Short Answer: The pandemic is far from over, and we have seen ample evidence over the past few months that vaccinated people who unnecessarily expose themselves to potentially infectious people can overwhelm their protective immunity and still get infected. We also have evidence that vaccinated people can be infected and spread virus even without having symptoms, and can therefore be a risk to others around them, especially other people who are unvaccinated. So the basic principles of vaccination, masking, distancing, and hand-washing all still apply. More specific recommendations in the Expanded Answer.

Expanded Answer: Vaccination remains our best defense to pull ourselves out of this pandemic. Specific steps to use include:

• Encourage all family members to get vaccinated

• Consider limiting your exposure to family and friends who are not vaccinated, as they present the biggest risk of transmission

• Even if there is not enough time to get fully vaccinated, even one dose of an mRNA vaccine before holiday gatherings, as much in advance as possible, will help

• Consider promoting vaccination among your family by letting everyone know that your home is only open to vaccinated people. This is a very reasonable request, especially if vulnerable people will be there, such as the elderly, unvaccinated children (especially those under 5 years of age who cannot be vaccinated yet), and people with conditions that put them at high risk of severe COVID-19 such as diabetes and high blood pressure

• Zero tolerance for people with symptoms. Hopefully anyone with symptoms of a viral infection such as runny nose, sneezing, cough or fever will have enough respect for others and decline participation, but if anyone with symptoms of any viral infection shows up, they should be turned away

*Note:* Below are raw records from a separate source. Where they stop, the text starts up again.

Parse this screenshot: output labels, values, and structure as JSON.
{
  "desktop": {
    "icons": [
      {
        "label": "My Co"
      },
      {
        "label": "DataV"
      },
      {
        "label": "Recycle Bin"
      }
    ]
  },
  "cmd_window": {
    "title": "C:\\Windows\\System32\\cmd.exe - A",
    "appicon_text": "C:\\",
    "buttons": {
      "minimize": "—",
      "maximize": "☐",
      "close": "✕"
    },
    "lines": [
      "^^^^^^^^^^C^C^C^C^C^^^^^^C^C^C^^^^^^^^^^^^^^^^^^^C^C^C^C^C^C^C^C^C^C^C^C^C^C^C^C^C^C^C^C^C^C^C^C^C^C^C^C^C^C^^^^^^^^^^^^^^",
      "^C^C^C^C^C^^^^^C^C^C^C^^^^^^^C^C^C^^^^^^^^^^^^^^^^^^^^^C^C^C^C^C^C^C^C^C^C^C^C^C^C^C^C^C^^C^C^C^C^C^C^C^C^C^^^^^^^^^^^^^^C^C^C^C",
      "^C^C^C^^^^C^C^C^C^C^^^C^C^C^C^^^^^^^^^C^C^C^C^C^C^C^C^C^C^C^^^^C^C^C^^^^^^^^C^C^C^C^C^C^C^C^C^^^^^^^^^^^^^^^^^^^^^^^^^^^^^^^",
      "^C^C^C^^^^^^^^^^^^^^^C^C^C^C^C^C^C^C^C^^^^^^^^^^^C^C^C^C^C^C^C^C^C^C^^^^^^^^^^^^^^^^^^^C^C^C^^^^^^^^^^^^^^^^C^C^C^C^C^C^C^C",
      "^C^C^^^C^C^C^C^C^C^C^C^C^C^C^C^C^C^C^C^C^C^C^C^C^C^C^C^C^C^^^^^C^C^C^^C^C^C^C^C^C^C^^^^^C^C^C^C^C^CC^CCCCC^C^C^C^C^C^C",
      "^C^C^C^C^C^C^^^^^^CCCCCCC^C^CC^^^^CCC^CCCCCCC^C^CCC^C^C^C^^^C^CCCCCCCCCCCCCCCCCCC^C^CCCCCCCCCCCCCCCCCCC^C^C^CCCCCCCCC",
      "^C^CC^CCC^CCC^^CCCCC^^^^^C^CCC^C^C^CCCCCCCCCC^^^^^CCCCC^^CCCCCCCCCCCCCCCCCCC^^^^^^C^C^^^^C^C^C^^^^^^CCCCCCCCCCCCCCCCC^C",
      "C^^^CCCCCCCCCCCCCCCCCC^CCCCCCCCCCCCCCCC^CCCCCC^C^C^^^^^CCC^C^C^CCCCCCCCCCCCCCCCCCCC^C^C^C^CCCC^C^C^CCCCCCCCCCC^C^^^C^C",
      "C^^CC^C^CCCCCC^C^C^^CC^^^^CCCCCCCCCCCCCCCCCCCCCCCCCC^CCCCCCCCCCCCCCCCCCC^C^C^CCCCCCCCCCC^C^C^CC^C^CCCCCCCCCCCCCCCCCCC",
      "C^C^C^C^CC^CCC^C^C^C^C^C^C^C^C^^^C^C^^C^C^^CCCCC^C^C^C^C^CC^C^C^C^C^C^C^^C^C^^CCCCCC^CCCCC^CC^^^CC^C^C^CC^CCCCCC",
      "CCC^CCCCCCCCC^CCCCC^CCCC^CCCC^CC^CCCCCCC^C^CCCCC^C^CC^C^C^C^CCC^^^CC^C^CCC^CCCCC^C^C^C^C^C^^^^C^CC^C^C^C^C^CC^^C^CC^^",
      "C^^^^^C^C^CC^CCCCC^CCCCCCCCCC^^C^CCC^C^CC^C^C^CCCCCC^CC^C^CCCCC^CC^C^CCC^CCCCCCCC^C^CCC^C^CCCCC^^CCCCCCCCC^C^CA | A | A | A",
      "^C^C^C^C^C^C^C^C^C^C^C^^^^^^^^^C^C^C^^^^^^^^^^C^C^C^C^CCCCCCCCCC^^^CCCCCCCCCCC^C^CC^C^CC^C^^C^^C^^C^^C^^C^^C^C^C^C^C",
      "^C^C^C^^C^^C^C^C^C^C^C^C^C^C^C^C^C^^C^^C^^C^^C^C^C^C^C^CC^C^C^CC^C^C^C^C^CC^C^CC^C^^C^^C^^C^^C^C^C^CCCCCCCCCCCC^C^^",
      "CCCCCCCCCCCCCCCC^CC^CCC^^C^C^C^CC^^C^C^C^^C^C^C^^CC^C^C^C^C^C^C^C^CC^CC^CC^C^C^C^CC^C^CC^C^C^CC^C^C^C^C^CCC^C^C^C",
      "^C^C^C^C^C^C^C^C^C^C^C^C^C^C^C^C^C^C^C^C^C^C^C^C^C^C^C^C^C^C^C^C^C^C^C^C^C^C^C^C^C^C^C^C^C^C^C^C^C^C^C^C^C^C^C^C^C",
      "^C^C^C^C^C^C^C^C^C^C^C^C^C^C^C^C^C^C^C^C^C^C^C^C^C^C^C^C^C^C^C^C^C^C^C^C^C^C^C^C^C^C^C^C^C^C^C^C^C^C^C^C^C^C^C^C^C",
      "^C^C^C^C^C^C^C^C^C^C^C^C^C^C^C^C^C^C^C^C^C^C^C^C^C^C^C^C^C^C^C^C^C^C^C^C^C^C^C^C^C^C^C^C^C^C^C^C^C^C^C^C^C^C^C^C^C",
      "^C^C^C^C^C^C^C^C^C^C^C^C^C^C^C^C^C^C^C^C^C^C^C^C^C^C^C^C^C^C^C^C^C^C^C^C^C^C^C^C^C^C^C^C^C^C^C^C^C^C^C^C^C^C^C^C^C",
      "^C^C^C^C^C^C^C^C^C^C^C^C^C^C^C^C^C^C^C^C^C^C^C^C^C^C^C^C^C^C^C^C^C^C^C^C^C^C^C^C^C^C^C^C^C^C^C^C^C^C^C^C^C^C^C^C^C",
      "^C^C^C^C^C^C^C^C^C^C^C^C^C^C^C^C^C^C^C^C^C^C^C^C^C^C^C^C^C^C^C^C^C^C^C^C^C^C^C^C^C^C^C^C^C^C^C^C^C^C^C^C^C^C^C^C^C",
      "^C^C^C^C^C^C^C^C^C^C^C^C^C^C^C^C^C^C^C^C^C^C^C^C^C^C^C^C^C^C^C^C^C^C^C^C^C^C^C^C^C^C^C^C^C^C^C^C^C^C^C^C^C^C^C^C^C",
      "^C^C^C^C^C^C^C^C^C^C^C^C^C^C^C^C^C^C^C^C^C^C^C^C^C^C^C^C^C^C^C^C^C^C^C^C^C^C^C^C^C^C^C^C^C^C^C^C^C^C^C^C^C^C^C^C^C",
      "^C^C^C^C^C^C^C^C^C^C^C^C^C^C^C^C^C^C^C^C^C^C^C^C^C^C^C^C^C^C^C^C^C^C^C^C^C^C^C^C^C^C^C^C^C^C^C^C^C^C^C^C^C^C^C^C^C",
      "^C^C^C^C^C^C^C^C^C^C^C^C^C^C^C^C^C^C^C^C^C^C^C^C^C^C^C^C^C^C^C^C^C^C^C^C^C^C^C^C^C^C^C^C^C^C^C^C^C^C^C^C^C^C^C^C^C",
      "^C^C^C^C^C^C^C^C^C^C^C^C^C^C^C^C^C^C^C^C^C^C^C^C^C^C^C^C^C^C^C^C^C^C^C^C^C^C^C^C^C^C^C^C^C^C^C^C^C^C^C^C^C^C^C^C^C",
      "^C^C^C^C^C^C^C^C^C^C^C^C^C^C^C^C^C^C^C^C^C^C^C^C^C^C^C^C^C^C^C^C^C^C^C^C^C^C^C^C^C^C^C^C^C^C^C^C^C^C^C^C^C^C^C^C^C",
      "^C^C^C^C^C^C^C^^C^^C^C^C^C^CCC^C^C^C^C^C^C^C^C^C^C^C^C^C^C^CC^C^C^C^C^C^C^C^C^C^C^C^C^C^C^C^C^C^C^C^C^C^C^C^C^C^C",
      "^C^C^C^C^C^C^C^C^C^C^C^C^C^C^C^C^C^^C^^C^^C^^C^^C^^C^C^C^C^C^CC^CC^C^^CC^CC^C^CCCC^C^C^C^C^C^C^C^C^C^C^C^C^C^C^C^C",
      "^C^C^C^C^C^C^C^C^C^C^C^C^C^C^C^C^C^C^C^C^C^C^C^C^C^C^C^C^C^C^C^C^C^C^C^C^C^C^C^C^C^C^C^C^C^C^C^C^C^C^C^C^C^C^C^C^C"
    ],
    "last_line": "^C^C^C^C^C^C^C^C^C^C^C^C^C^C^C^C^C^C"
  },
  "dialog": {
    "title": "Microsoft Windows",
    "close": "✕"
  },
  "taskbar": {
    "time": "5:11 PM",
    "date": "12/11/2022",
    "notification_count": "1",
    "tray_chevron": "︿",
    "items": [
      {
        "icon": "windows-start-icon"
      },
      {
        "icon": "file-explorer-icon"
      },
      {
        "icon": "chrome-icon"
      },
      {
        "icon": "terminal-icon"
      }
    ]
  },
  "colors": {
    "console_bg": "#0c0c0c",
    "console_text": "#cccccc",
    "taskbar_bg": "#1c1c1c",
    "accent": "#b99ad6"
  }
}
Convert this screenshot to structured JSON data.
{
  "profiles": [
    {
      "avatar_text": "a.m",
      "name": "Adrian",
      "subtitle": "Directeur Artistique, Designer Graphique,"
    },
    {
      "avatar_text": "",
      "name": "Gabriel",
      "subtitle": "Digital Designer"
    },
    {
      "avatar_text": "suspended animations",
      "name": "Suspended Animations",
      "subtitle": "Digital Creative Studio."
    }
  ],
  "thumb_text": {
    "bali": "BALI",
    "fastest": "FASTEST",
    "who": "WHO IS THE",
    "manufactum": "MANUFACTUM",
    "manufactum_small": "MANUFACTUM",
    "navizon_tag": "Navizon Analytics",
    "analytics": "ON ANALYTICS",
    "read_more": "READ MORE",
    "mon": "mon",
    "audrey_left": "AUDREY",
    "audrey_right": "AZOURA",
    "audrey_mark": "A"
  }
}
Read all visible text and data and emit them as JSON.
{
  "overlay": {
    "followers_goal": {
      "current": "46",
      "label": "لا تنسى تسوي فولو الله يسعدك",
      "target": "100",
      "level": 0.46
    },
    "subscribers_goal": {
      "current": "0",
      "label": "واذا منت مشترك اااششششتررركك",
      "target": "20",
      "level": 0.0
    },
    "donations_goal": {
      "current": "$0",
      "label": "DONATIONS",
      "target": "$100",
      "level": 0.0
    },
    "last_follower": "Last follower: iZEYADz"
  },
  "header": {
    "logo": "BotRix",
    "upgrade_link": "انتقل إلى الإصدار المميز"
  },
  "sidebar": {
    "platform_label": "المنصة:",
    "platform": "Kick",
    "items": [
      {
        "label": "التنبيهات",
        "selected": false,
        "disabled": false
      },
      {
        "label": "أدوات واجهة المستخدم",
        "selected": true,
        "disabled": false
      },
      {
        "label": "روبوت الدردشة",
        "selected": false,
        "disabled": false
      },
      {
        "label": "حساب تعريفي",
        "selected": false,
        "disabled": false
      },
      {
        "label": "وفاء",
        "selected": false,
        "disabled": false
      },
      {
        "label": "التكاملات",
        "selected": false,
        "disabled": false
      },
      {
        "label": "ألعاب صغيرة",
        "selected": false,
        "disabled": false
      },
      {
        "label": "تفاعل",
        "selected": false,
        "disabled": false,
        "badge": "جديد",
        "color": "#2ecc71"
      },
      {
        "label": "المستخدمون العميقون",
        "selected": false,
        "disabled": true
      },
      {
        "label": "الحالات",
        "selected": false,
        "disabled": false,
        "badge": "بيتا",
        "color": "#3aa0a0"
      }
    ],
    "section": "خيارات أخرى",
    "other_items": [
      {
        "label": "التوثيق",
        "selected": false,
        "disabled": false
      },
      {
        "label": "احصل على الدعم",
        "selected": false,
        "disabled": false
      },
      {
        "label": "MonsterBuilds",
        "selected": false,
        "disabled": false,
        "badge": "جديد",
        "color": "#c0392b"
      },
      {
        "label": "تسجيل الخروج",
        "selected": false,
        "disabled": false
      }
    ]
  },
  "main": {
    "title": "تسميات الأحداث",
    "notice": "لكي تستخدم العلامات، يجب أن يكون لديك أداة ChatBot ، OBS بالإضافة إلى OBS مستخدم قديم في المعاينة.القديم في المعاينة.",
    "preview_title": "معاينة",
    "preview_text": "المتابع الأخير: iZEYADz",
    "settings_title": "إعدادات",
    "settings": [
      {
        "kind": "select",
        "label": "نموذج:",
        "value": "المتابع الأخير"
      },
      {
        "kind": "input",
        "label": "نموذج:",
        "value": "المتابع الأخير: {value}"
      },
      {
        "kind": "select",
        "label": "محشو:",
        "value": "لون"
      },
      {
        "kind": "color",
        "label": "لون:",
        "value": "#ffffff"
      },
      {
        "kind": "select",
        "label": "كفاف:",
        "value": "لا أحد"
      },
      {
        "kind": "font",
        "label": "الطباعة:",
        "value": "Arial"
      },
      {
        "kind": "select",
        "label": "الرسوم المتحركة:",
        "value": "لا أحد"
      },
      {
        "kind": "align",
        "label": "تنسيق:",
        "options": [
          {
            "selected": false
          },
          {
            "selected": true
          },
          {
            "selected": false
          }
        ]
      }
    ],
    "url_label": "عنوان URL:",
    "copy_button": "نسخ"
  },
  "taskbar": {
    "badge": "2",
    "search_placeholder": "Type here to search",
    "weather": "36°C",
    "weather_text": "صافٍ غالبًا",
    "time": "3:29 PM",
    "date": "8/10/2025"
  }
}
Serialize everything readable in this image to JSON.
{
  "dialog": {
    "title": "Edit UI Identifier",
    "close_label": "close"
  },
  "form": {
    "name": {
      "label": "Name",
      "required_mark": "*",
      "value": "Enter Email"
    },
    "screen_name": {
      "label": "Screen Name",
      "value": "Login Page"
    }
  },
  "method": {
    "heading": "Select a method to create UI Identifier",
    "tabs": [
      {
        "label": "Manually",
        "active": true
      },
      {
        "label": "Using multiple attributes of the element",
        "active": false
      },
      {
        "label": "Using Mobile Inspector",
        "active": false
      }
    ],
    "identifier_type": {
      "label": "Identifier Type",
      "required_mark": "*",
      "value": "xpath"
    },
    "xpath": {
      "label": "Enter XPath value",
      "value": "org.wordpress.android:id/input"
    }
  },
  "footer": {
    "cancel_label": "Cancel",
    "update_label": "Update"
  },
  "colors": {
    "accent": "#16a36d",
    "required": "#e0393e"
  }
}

• It is not unreasonable to ask all guests to take an at-home, rapid antigen test on the morning of the gathering. Many people with family members at high risk of severe disease do this, now that these tests are readily available

• Masking when not eating is a good idea, even though it's awkward. If people will be present who are not vaccinated or ignore the risks and often go to places like bars or concerts where there are a lot of unmasked people, this is not an unreasonable request

• Ventilate. Even if it's cold outside and you can't have a lot of fresh air coming in, just cracking open a few windows so there is some air exchange in the home can help

• Spread out. Having people eat in the kitchen, the dining room, and at the coffee table is better than crowding everyone around a single large table in one room

• Limit traditions that involve hand-to-hand contact or passing things from one person to the next, or have plenty of hand sanitizer

• Handling things with intact skin (no cuts or open sores on the hands) is not a problem, but remind guests to wash their hands or use hand sanitizer before touching their face

• Consider designating someone to serve food to everybody, rather than passing serving plates around the table

• Minimize exposure. Have everybody plan to arrive just as dinner is served, exchange presents and honor other family traditions, then call it a night